For humans, eggs are a versatile ingredient that can be prepared in many nutritious ways. From scrambled to fried and everything in between, eggs are a protein-packed food we often take for granted. But what about our canine companions? As dog owners, we want to share tasty foods with our pups, but are boiled eggs good for dogs to eat? Can dogs have raw eggs?
The short answer is yes, dogs can safely eat boiled eggs as an occasional treat and nutritional supplement. However, there are some important risks, serving sizes, and preparation methods to consider before feeding eggs to your furry friend.
Are Eggs Good For Dogs? Benefits of Eggs for Canine Health
To determine if eggs are a healthy food for dogs, we need to understand their nutritional composition. Here’s an overview of the beneficial components found in eggs:
While dogs have different nutritional needs than humans, eggs can still offer important vitamins, minerals, and other nutrients for canine health. Here are some of the components that make eggs a healthy food for dogs:
- Protein and amino acids: The white of the egg contains high-quality protein and essential amino acids that dogs need for growth, muscle maintenance, and tissue repair. The protein in eggs provides steady, long-lasting energy.
- Vitamin A: This vitamin supports eye health, immune system function, reproduction, and proper bone development in dogs.

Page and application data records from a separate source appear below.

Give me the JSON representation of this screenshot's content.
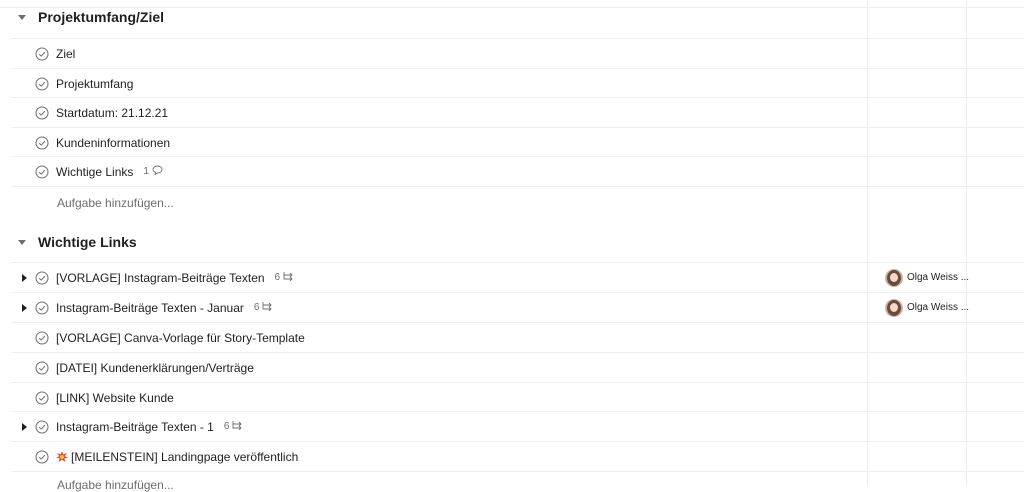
{
  "sections": [
    {
      "title": "Projektumfang/Ziel",
      "tasks": [
        {
          "name": "Ziel"
        },
        {
          "name": "Projektumfang"
        },
        {
          "name": "Startdatum: 21.12.21"
        },
        {
          "name": "Kundeninformationen"
        },
        {
          "name": "Wichtige Links",
          "comments": "1"
        }
      ],
      "add_task": "Aufgabe hinzufügen..."
    },
    {
      "title": "Wichtige Links",
      "tasks": [
        {
          "name": "[VORLAGE] Instagram-Beiträge Texten",
          "subtasks": "6",
          "assignee": "Olga Weiss ..."
        },
        {
          "name": "Instagram-Beiträge Texten - Januar",
          "subtasks": "6",
          "assignee": "Olga Weiss ..."
        },
        {
          "name": "[VORLAGE] Canva-Vorlage für Story-Template"
        },
        {
          "name": "[DATEI] Kundenerklärungen/Verträge"
        },
        {
          "name": "[LINK] Website Kunde"
        },
        {
          "name": "Instagram-Beiträge Texten - 1",
          "subtasks": "6"
        },
        {
          "name": "[MEILENSTEIN] Landingpage veröffentlich",
          "icon": "milestone-emoji-icon"
        }
      ],
      "add_task": "Aufgabe hinzufügen..."
    }
  ]
}
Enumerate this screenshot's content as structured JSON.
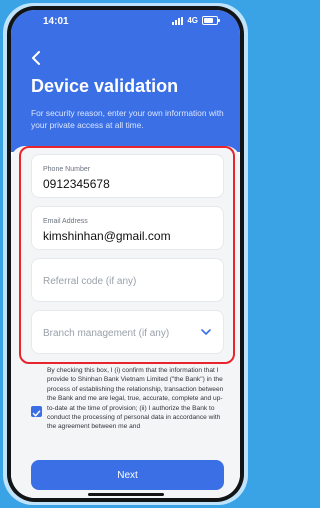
{
  "status": {
    "time": "14:01",
    "network": "4G"
  },
  "header": {
    "title": "Device validation",
    "subtitle": "For security reason, enter your own information with your private access at all time."
  },
  "form": {
    "phone_label": "Phone Number",
    "phone_value": "0912345678",
    "email_label": "Email Address",
    "email_value": "kimshinhan@gmail.com",
    "referral_placeholder": "Referral code (if any)",
    "branch_placeholder": "Branch management (if any)"
  },
  "consent": {
    "checked": true,
    "text": "By checking this box, I (i) confirm that the information that I provide to Shinhan Bank Vietnam Limited (\"the Bank\") in the process of establishing the relationship, transaction between the Bank and me are legal, true, accurate, complete and up-to-date at the time of provision; (ii) I authorize the Bank to conduct the processing of personal data in accordance with the agreement between me and"
  },
  "next_label": "Next",
  "colors": {
    "primary": "#3b6fe6",
    "highlight": "#e8242c",
    "background": "#3aa3e6"
  }
}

The yolk is abundant in vitamin A.
- B vitamins: Eggs provide B vitamins like biotin, folate, and B12. These aid in nervous system function, red blood cell formation, healthy skin and coat, DNA synthesis, and more.
- Vitamin D: This aptly named “sunshine vitamin” helps dogs absorb calcium for strong bones and teeth. It also promotes cardiac health. Vitamin D is found in egg yolks.
- Iron: This mineral supports the production of hemoglobin, which transports oxygen throughout the body. Iron is critical for energy metabolism in dogs.
- Fatty acids: Omega-3 and omega-6 fatty acids contribute to coat glossiness and skin health. They also reduce inflammation and promote immune function. The yolk contains these healthy fats.
So it’s clear that eggs can be a very nutritious addition to your dog’s diet in moderation. The vitamins, minerals, protein, and healthy fats offer wide-ranging health benefits. Now let’s explore the best ways to serve eggs to your pup.
Allergies and Adverse Reactions to Eggs – What to Watch For
While relatively uncommon, some dogs may be allergic or sensitive to the proteins found in eggs. Breeds that frequently battle food allergies like Labrador Retrievers, German Shepherds, and Cocker Spaniels are most at risk.
Possible allergy symptoms to watch for after feeding your dog eggs include:
- Itchy skin, recurrent ear infections, or skin irritation
- Obsessive biting, licking, or scratching at their paws or body
- Hair loss, red rashes, development of skin sores
- Face or muzzle swelling
- Vomiting, diarrhea, excessive gas
- Coughing, sneezing, watery eyes, wheezing
- Lethargy or signs of discomfort after eating eggs
If any unusual reactions occur after your dog eats eggs, stop feeding them immediately. Seek veterinary guidance to identify potential allergies or intolerances. Your vet can recommend an elimination diet or other strategies to determine the root cause.
Some dogs may also develop mild gastrointestinal upset when fed eggs in excess. Vomiting, diarrhea, and flatulence could signal the egg servings are too large or rich for your dog’s stomach. These symptoms should resolve once egg intake stops. But contact your vet if any concerning symptoms last more than 24 hours.